YOUR GOAL.
Tally the lines below that contain "cwchoiit" and reply with only the tally.

##############################

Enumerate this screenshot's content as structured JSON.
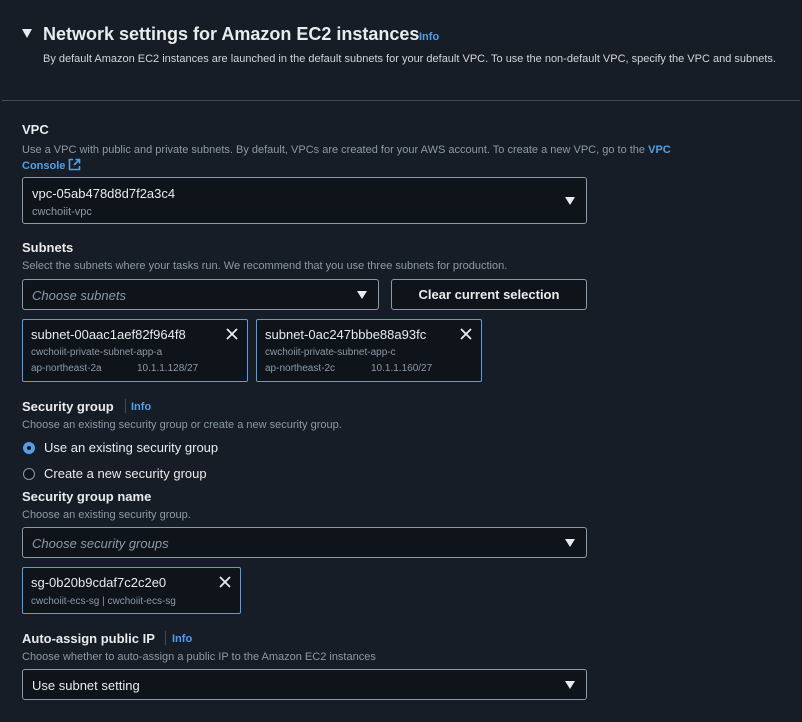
{
  "section": {
    "title": "Network settings for Amazon EC2 instances",
    "info": "Info",
    "description": "By default Amazon EC2 instances are launched in the default subnets for your default VPC. To use the non-default VPC, specify the VPC and subnets."
  },
  "vpc": {
    "label": "VPC",
    "description": "Use a VPC with public and private subnets. By default, VPCs are created for your AWS account. To create a new VPC, go to the",
    "link_part1": "VPC",
    "link_part2": "Console",
    "value": "vpc-05ab478d8d7f2a3c4",
    "sublabel": "cwchoiit-vpc"
  },
  "subnets": {
    "label": "Subnets",
    "description": "Select the subnets where your tasks run. We recommend that you use three subnets for production.",
    "placeholder": "Choose subnets",
    "clear_button": "Clear current selection",
    "selected": [
      {
        "id": "subnet-00aac1aef82f964f8",
        "name": "cwchoiit-private-subnet-app-a",
        "az": "ap-northeast-2a",
        "cidr": "10.1.1.128/27"
      },
      {
        "id": "subnet-0ac247bbbe88a93fc",
        "name": "cwchoiit-private-subnet-app-c",
        "az": "ap-northeast-2c",
        "cidr": "10.1.1.160/27"
      }
    ]
  },
  "security_group": {
    "label": "Security group",
    "info": "Info",
    "description": "Choose an existing security group or create a new security group.",
    "options": [
      "Use an existing security group",
      "Create a new security group"
    ],
    "selected_option": "Use an existing security group",
    "name_label": "Security group name",
    "name_description": "Choose an existing security group.",
    "placeholder": "Choose security groups",
    "selected": {
      "id": "sg-0b20b9cdaf7c2c2e0",
      "name": "cwchoiit-ecs-sg | cwchoiit-ecs-sg"
    }
  },
  "public_ip": {
    "label": "Auto-assign public IP",
    "info": "Info",
    "description": "Choose whether to auto-assign a public IP to the Amazon EC2 instances",
    "value": "Use subnet setting"
  },
  "colors": {
    "background": "#161d26",
    "input_bg": "#0f141a",
    "accent": "#539fe5",
    "text": "#e9ebed",
    "muted": "#8d99a8"
  }
}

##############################

RESULT OF THE TASK.
4